Provided records
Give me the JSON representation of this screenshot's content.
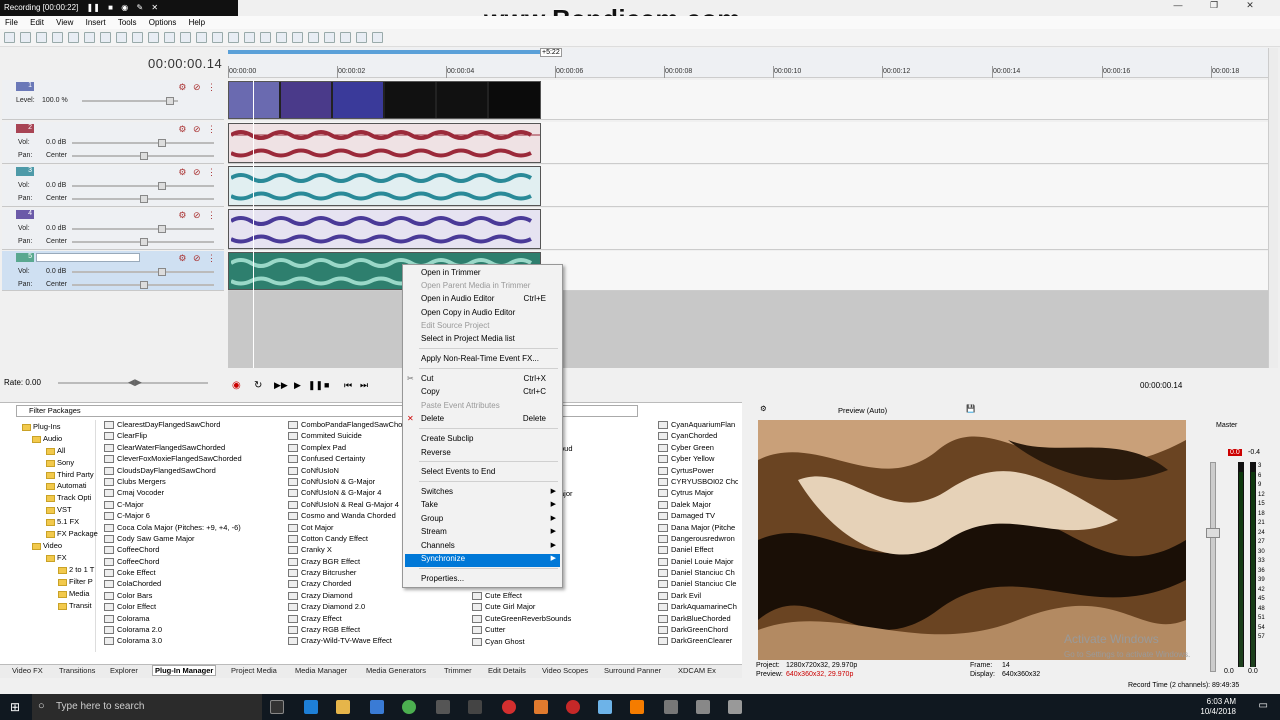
{
  "recorder": {
    "title": "Recording [00:00:22]"
  },
  "watermark": "www.Bandicam.com",
  "menu": [
    "File",
    "Edit",
    "View",
    "Insert",
    "Tools",
    "Options",
    "Help"
  ],
  "timeline": {
    "cursor": "00:00:00.14",
    "region_label": "+5:22",
    "ticks": [
      "00:00:00",
      "00:00:02",
      "00:00:04",
      "00:00:06",
      "00:00:08",
      "00:00:10",
      "00:00:12",
      "00:00:14",
      "00:00:16",
      "00:00:18"
    ]
  },
  "tracks": [
    {
      "num": "1",
      "type": "video",
      "level_label": "Level:",
      "level_value": "100.0 %",
      "color": "#6a78b8"
    },
    {
      "num": "2",
      "type": "audio",
      "vol_label": "Vol:",
      "vol_value": "0.0 dB",
      "pan_label": "Pan:",
      "pan_value": "Center",
      "color": "#a84454",
      "wave": "#9b2a3a"
    },
    {
      "num": "3",
      "type": "audio",
      "vol_label": "Vol:",
      "vol_value": "0.0 dB",
      "pan_label": "Pan:",
      "pan_value": "Center",
      "color": "#4e9aa8",
      "wave": "#2a8a98"
    },
    {
      "num": "4",
      "type": "audio",
      "vol_label": "Vol:",
      "vol_value": "0.0 dB",
      "pan_label": "Pan:",
      "pan_value": "Center",
      "color": "#6b5aa8",
      "wave": "#4a3a98"
    },
    {
      "num": "5",
      "type": "audio",
      "vol_label": "Vol:",
      "vol_value": "0.0 dB",
      "pan_label": "Pan:",
      "pan_value": "Center",
      "color": "#5aa890",
      "wave": "#2e8878"
    }
  ],
  "rate": "Rate: 0.00",
  "transport_time": "00:00:00.14",
  "context_menu": [
    {
      "label": "Open in Trimmer",
      "enabled": true
    },
    {
      "label": "Open Parent Media in Trimmer",
      "enabled": false
    },
    {
      "label": "Open in Audio Editor",
      "shortcut": "Ctrl+E",
      "enabled": true
    },
    {
      "label": "Open Copy in Audio Editor",
      "enabled": true
    },
    {
      "label": "Edit Source Project",
      "enabled": false
    },
    {
      "label": "Select in Project Media list",
      "enabled": true
    },
    {
      "label": "Apply Non-Real-Time Event FX...",
      "enabled": true
    },
    {
      "label": "Cut",
      "shortcut": "Ctrl+X",
      "enabled": true
    },
    {
      "label": "Copy",
      "shortcut": "Ctrl+C",
      "enabled": true
    },
    {
      "label": "Paste Event Attributes",
      "enabled": false
    },
    {
      "label": "Delete",
      "shortcut": "Delete",
      "enabled": true
    },
    {
      "label": "Create Subclip",
      "enabled": true
    },
    {
      "label": "Reverse",
      "enabled": true
    },
    {
      "label": "Select Events to End",
      "enabled": true
    },
    {
      "label": "Switches",
      "submenu": true
    },
    {
      "label": "Take",
      "submenu": true
    },
    {
      "label": "Group",
      "submenu": true
    },
    {
      "label": "Stream",
      "submenu": true
    },
    {
      "label": "Channels",
      "submenu": true
    },
    {
      "label": "Synchronize",
      "submenu": true,
      "highlighted": true
    },
    {
      "label": "Properties...",
      "enabled": true
    }
  ],
  "plugin_manager": {
    "filter_label": "Filter Packages",
    "tree": [
      "Plug-Ins",
      "Audio",
      "All",
      "Sony",
      "Third Party",
      "Automati",
      "Track Opti",
      "VST",
      "5.1 FX",
      "FX Package",
      "Video",
      "FX",
      "2 to 1 T",
      "Filter P",
      "Media",
      "Transit"
    ],
    "col1": [
      "ClearestDayFlangedSawChord",
      "ClearFlip",
      "ClearWaterFlangedSawChorded",
      "CleverFoxMoxieFlangedSawChorded",
      "CloudsDayFlangedSawChord",
      "Clubs Mergers",
      "Cmaj Vocoder",
      "C-Major",
      "C-Major 6",
      "Coca Cola Major (Pitches: +9, +4, -6)",
      "Cody Saw Game Major",
      "CoffeeChord",
      "CoffeeChord",
      "Coke Effect",
      "ColaChorded",
      "Color Bars",
      "Color Effect",
      "Colorama",
      "Colorama 2.0",
      "Colorama 3.0"
    ],
    "col2": [
      "ComboPandaFlangedSawCho",
      "Commited Suicide",
      "Complex Pad",
      "Confused Certainty",
      "CoNfUsIoN",
      "CoNfUsIoN & G-Major",
      "CoNfUsIoN & G-Major 4",
      "CoNfUsIoN & Real G-Major 4",
      "Cosmo and Wanda Chorded",
      "Cot Major",
      "Cotton Candy Effect",
      "Cranky X",
      "Crazy BGR Effect",
      "Crazy Bitcrusher",
      "Crazy Chorded",
      "Crazy Diamond",
      "Crazy Diamond 2.0",
      "Crazy Effect",
      "Crazy RGB Effect",
      "Crazy-Wild-TV-Wave Effect"
    ],
    "col3_partial": [
      "oud",
      "ajor"
    ],
    "col3": [
      "Cute Effect",
      "Cute Girl Major",
      "CuteGreenReverbSounds",
      "Cutter",
      "Cyan Ghost"
    ],
    "col4": [
      "CyanAquariumFlan",
      "CyanChorded",
      "Cyber Green",
      "Cyber Yellow",
      "CyrtusPower",
      "CYRYUSBOI02 Chor",
      "Cytrus Major",
      "Dalek Major",
      "Damaged TV",
      "Dana Major (Pitche",
      "Dangerousredwron",
      "Daniel Effect",
      "Daniel Louie Major",
      "Daniel Stanciuc Ch",
      "Daniel Stanciuc Cle",
      "Dark Evil",
      "DarkAquamarineCh",
      "DarkBlueChorded",
      "DarkGreenChord",
      "DarkGreenClearer"
    ]
  },
  "bottom_tabs": [
    "Video FX",
    "Transitions",
    "Explorer",
    "Plug-In Manager",
    "Project Media",
    "Media Manager",
    "Media Generators",
    "Trimmer",
    "Edit Details",
    "Video Scopes",
    "Surround Panner",
    "XDCAM Ex"
  ],
  "preview": {
    "mode": "Preview (Auto)",
    "project_label": "Project:",
    "project_value": "1280x720x32, 29.970p",
    "preview_label": "Preview:",
    "preview_value": "640x360x32, 29.970p",
    "frame_label": "Frame:",
    "frame_value": "14",
    "display_label": "Display:",
    "display_value": "640x360x32"
  },
  "master": {
    "label": "Master",
    "peak": "0.0",
    "peak2": "-0.4",
    "scale": [
      "3",
      "6",
      "9",
      "12",
      "15",
      "18",
      "21",
      "24",
      "27",
      "30",
      "33",
      "36",
      "39",
      "42",
      "45",
      "48",
      "51",
      "54",
      "57"
    ],
    "bottom_l": "0.0",
    "bottom_r": "0.0"
  },
  "status": "Record Time (2 channels): 89:49:35",
  "activate": {
    "title": "Activate Windows",
    "sub": "Go to Settings to activate Windows."
  },
  "taskbar": {
    "search_placeholder": "Type here to search",
    "time": "6:03 AM",
    "date": "10/4/2018"
  }
}
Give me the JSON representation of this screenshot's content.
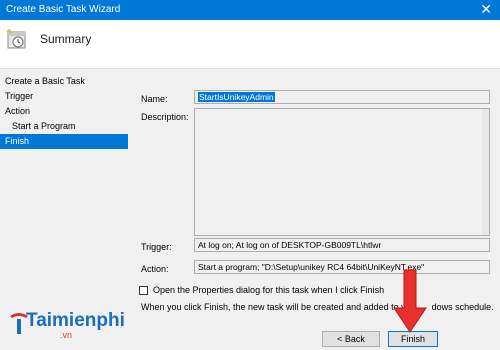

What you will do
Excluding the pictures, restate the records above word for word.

Answer for the task
Give me the JSON representation of this screenshot's content.
{
  "recorder": {
    "title": "Recording [00:00:22]"
  },
  "watermark": "www.Bandicam.com",
  "menu": [
    "File",
    "Edit",
    "View",
    "Insert",
    "Tools",
    "Options",
    "Help"
  ],
  "timeline": {
    "cursor": "00:00:00.14",
    "region_label": "+5:22",
    "ticks": [
      "00:00:00",
      "00:00:02",
      "00:00:04",
      "00:00:06",
      "00:00:08",
      "00:00:10",
      "00:00:12",
      "00:00:14",
      "00:00:16",
      "00:00:18"
    ]
  },
  "tracks": [
    {
      "num": "1",
      "type": "video",
      "level_label": "Level:",
      "level_value": "100.0 %",
      "color": "#6a78b8"
    },
    {
      "num": "2",
      "type": "audio",
      "vol_label": "Vol:",
      "vol_value": "0.0 dB",
      "pan_label": "Pan:",
      "pan_value": "Center",
      "color": "#a84454",
      "wave": "#9b2a3a"
    },
    {
      "num": "3",
      "type": "audio",
      "vol_label": "Vol:",
      "vol_value": "0.0 dB",
      "pan_label": "Pan:",
      "pan_value": "Center",
      "color": "#4e9aa8",
      "wave": "#2a8a98"
    },
    {
      "num": "4",
      "type": "audio",
      "vol_label": "Vol:",
      "vol_value": "0.0 dB",
      "pan_label": "Pan:",
      "pan_value": "Center",
      "color": "#6b5aa8",
      "wave": "#4a3a98"
    },
    {
      "num": "5",
      "type": "audio",
      "vol_label": "Vol:",
      "vol_value": "0.0 dB",
      "pan_label": "Pan:",
      "pan_value": "Center",
      "color": "#5aa890",
      "wave": "#2e8878"
    }
  ],
  "rate": "Rate: 0.00",
  "transport_time": "00:00:00.14",
  "context_menu": [
    {
      "label": "Open in Trimmer",
      "enabled": true
    },
    {
      "label": "Open Parent Media in Trimmer",
      "enabled": false
    },
    {
      "label": "Open in Audio Editor",
      "shortcut": "Ctrl+E",
      "enabled": true
    },
    {
      "label": "Open Copy in Audio Editor",
      "enabled": true
    },
    {
      "label": "Edit Source Project",
      "enabled": false
    },
    {
      "label": "Select in Project Media list",
      "enabled": true
    },
    {
      "label": "Apply Non-Real-Time Event FX...",
      "enabled": true
    },
    {
      "label": "Cut",
      "shortcut": "Ctrl+X",
      "enabled": true
    },
    {
      "label": "Copy",
      "shortcut": "Ctrl+C",
      "enabled": true
    },
    {
      "label": "Paste Event Attributes",
      "enabled": false
    },
    {
      "label": "Delete",
      "shortcut": "Delete",
      "enabled": true
    },
    {
      "label": "Create Subclip",
      "enabled": true
    },
    {
      "label": "Reverse",
      "enabled": true
    },
    {
      "label": "Select Events to End",
      "enabled": true
    },
    {
      "label": "Switches",
      "submenu": true
    },
    {
      "label": "Take",
      "submenu": true
    },
    {
      "label": "Group",
      "submenu": true
    },
    {
      "label": "Stream",
      "submenu": true
    },
    {
      "label": "Channels",
      "submenu": true
    },
    {
      "label": "Synchronize",
      "submenu": true,
      "highlighted": true
    },
    {
      "label": "Properties...",
      "enabled": true
    }
  ],
  "plugin_manager": {
    "filter_label": "Filter Packages",
    "tree": [
      "Plug-Ins",
      "Audio",
      "All",
      "Sony",
      "Third Party",
      "Automati",
      "Track Opti",
      "VST",
      "5.1 FX",
      "FX Package",
      "Video",
      "FX",
      "2 to 1 T",
      "Filter P",
      "Media",
      "Transit"
    ],
    "col1": [
      "ClearestDayFlangedSawChord",
      "ClearFlip",
      "ClearWaterFlangedSawChorded",
      "CleverFoxMoxieFlangedSawChorded",
      "CloudsDayFlangedSawChord",
      "Clubs Mergers",
      "Cmaj Vocoder",
      "C-Major",
      "C-Major 6",
      "Coca Cola Major (Pitches: +9, +4, -6)",
      "Cody Saw Game Major",
      "CoffeeChord",
      "CoffeeChord",
      "Coke Effect",
      "ColaChorded",
      "Color Bars",
      "Color Effect",
      "Colorama",
      "Colorama 2.0",
      "Colorama 3.0"
    ],
    "col2": [
      "ComboPandaFlangedSawCho",
      "Commited Suicide",
      "Complex Pad",
      "Confused Certainty",
      "CoNfUsIoN",
      "CoNfUsIoN & G-Major",
      "CoNfUsIoN & G-Major 4",
      "CoNfUsIoN & Real G-Major 4",
      "Cosmo and Wanda Chorded",
      "Cot Major",
      "Cotton Candy Effect",
      "Cranky X",
      "Crazy BGR Effect",
      "Crazy Bitcrusher",
      "Crazy Chorded",
      "Crazy Diamond",
      "Crazy Diamond 2.0",
      "Crazy Effect",
      "Crazy RGB Effect",
      "Crazy-Wild-TV-Wave Effect"
    ],
    "col3_partial": [
      "oud",
      "ajor"
    ],
    "col3": [
      "Cute Effect",
      "Cute Girl Major",
      "CuteGreenReverbSounds",
      "Cutter",
      "Cyan Ghost"
    ],
    "col4": [
      "CyanAquariumFlan",
      "CyanChorded",
      "Cyber Green",
      "Cyber Yellow",
      "CyrtusPower",
      "CYRYUSBOI02 Chor",
      "Cytrus Major",
      "Dalek Major",
      "Damaged TV",
      "Dana Major (Pitche",
      "Dangerousredwron",
      "Daniel Effect",
      "Daniel Louie Major",
      "Daniel Stanciuc Ch",
      "Daniel Stanciuc Cle",
      "Dark Evil",
      "DarkAquamarineCh",
      "DarkBlueChorded",
      "DarkGreenChord",
      "DarkGreenClearer"
    ]
  },
  "bottom_tabs": [
    "Video FX",
    "Transitions",
    "Explorer",
    "Plug-In Manager",
    "Project Media",
    "Media Manager",
    "Media Generators",
    "Trimmer",
    "Edit Details",
    "Video Scopes",
    "Surround Panner",
    "XDCAM Ex"
  ],
  "preview": {
    "mode": "Preview (Auto)",
    "project_label": "Project:",
    "project_value": "1280x720x32, 29.970p",
    "preview_label": "Preview:",
    "preview_value": "640x360x32, 29.970p",
    "frame_label": "Frame:",
    "frame_value": "14",
    "display_label": "Display:",
    "display_value": "640x360x32"
  },
  "master": {
    "label": "Master",
    "peak": "0.0",
    "peak2": "-0.4",
    "scale": [
      "3",
      "6",
      "9",
      "12",
      "15",
      "18",
      "21",
      "24",
      "27",
      "30",
      "33",
      "36",
      "39",
      "42",
      "45",
      "48",
      "51",
      "54",
      "57"
    ],
    "bottom_l": "0.0",
    "bottom_r": "0.0"
  },
  "status": "Record Time (2 channels): 89:49:35",
  "activate": {
    "title": "Activate Windows",
    "sub": "Go to Settings to activate Windows."
  },
  "taskbar": {
    "search_placeholder": "Type here to search",
    "time": "6:03 AM",
    "date": "10/4/2018"
  }
}
Give me the JSON representation of this screenshot's content.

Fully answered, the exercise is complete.